----- Entries supplied -----

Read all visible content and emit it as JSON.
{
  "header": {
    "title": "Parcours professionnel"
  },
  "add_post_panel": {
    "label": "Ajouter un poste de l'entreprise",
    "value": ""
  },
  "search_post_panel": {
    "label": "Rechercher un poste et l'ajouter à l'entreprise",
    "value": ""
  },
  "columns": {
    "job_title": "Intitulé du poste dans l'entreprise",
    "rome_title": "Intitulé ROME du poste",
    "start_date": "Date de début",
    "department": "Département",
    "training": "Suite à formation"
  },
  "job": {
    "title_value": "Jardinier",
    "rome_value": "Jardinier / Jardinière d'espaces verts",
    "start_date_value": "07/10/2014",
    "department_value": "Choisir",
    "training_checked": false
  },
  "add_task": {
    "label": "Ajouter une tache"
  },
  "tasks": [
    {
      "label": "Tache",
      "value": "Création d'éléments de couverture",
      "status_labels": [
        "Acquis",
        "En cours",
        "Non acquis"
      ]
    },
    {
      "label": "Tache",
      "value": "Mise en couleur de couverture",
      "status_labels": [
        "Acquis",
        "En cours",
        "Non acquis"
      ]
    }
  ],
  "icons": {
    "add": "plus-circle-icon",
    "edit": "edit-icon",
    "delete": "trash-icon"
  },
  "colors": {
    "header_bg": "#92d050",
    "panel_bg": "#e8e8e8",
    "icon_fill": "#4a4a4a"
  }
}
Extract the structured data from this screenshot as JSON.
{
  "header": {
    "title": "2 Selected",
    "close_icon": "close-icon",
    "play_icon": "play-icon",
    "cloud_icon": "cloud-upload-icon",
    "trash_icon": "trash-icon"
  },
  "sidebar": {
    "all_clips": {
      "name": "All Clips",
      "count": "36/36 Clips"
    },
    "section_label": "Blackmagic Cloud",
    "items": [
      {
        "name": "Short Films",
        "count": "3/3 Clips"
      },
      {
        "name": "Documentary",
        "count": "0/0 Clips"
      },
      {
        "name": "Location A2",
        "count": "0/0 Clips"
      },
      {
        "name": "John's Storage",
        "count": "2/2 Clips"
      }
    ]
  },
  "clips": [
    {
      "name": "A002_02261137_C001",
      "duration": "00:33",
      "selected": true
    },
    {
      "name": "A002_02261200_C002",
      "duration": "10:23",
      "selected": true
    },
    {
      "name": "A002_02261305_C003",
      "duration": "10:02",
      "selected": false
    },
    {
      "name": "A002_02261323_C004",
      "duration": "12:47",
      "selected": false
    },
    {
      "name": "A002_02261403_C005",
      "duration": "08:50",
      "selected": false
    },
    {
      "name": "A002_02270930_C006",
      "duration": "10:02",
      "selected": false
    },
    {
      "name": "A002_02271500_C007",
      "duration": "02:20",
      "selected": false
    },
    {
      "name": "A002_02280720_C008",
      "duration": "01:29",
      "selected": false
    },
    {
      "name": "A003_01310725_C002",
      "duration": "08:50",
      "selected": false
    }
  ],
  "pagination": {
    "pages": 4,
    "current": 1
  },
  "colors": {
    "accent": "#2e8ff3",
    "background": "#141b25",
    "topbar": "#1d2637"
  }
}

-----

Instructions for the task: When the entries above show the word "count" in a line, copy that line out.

Result of this exercise:
      "count": "36/36 Clips"
        "count": "3/3 Clips"
        "count": "0/0 Clips"
        "count": "0/0 Clips"
        "count": "2/2 Clips"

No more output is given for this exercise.